    Hi and thans profsor for post. i have daily data and i like to make some forecasting. what model can I use , there are many model : ets(), arima(),auto.arima(),holtwinters()…
    thanks in advance

  • Learner

    I have daily demand data from past 3 years. I want to forecast for next 365 days. Month of the year and day of the week has impact on demand. How do i include month in msts? since january has 31 days, february has 28 days and April has 30 days. not to forget leap year! If day of the week also has trend, would you suggest doing below for the month or is there any other way month can be specified?
    msts(x, seasonal.periods=c(7,365.25,30))

    • Rob J Hyndman

      Do you really have monthly seasonality? That would be very unusual, but it does sometimes happen. Much more common is both weekly and annual seasonality. Monthly seasonality would arise if you had end-of-month effects due to accounting practices, but I can’t think of anything else that would cause them. I think you would need to consider what is causing the monthly seasonality and try to allow for it explicitly. It is not strictly seasonal as the periodicity is not regular.

      • Oli Paul

        Real time bidding. Marketing agencies use pacing algorithms that try to average their spend across the month but always end up having to spend more at the end of the month – they need to spend the budget to justify it.

  • larry77

    Very interesting post, but can you provide a numerical example? I am not sure I understand the nature of holiday vector. Is it a vector of dates? Or it has 0/1 depending on whether a certain day is a holiday or not?

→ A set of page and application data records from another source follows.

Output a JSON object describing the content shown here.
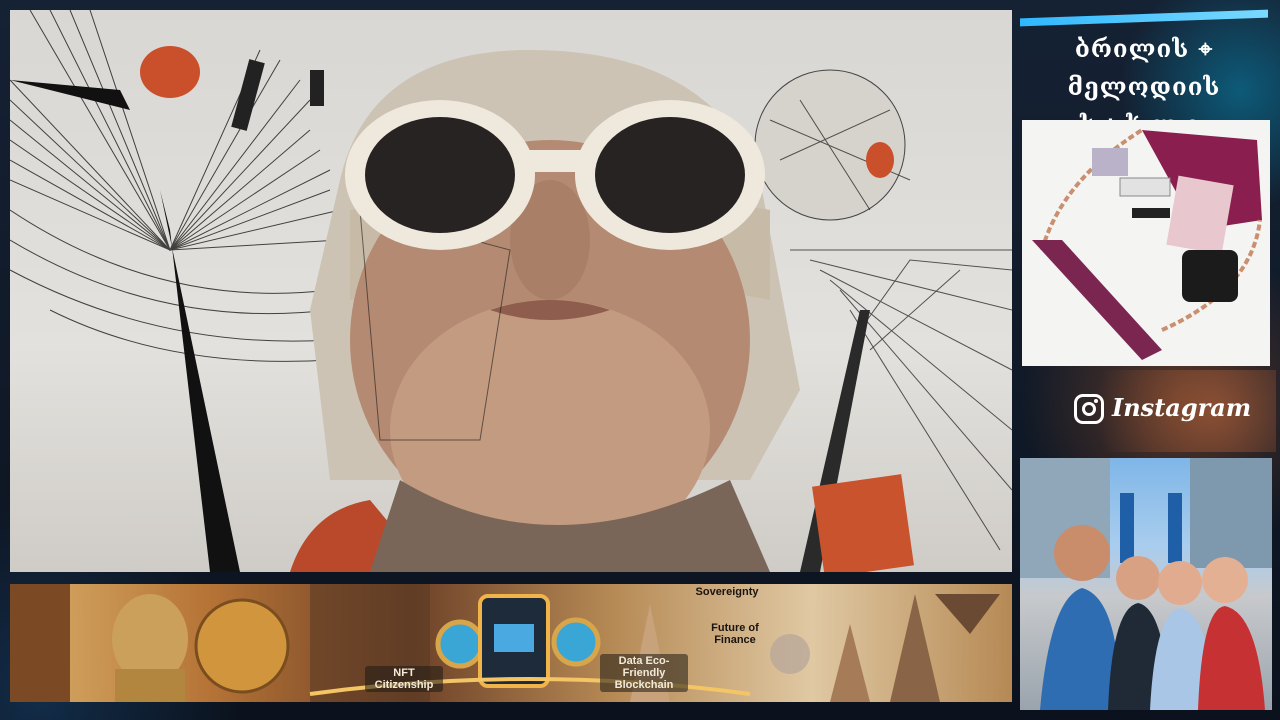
{
  "stream": {
    "brand_title_line1": "ბრილის ⌖ მელოდიის",
    "brand_title_line2": "სახლი",
    "instagram_label": "Instagram"
  },
  "banner": {
    "label_top": "Sovereignty",
    "label_future": "Future of Finance",
    "label_nft": "NFT Citizenship",
    "label_data": "Data Eco-Friendly Blockchain"
  },
  "colors": {
    "brand_bar": "#2fb8ff",
    "instagram_text": "#ffffff",
    "banner_gold": "#d9a24a"
  },
  "icons": {
    "instagram": "instagram-icon"
  }
}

    • Rob J Hyndman

      It is a dummy variable. That means it contains 0s and 1s indicating which days are holidays.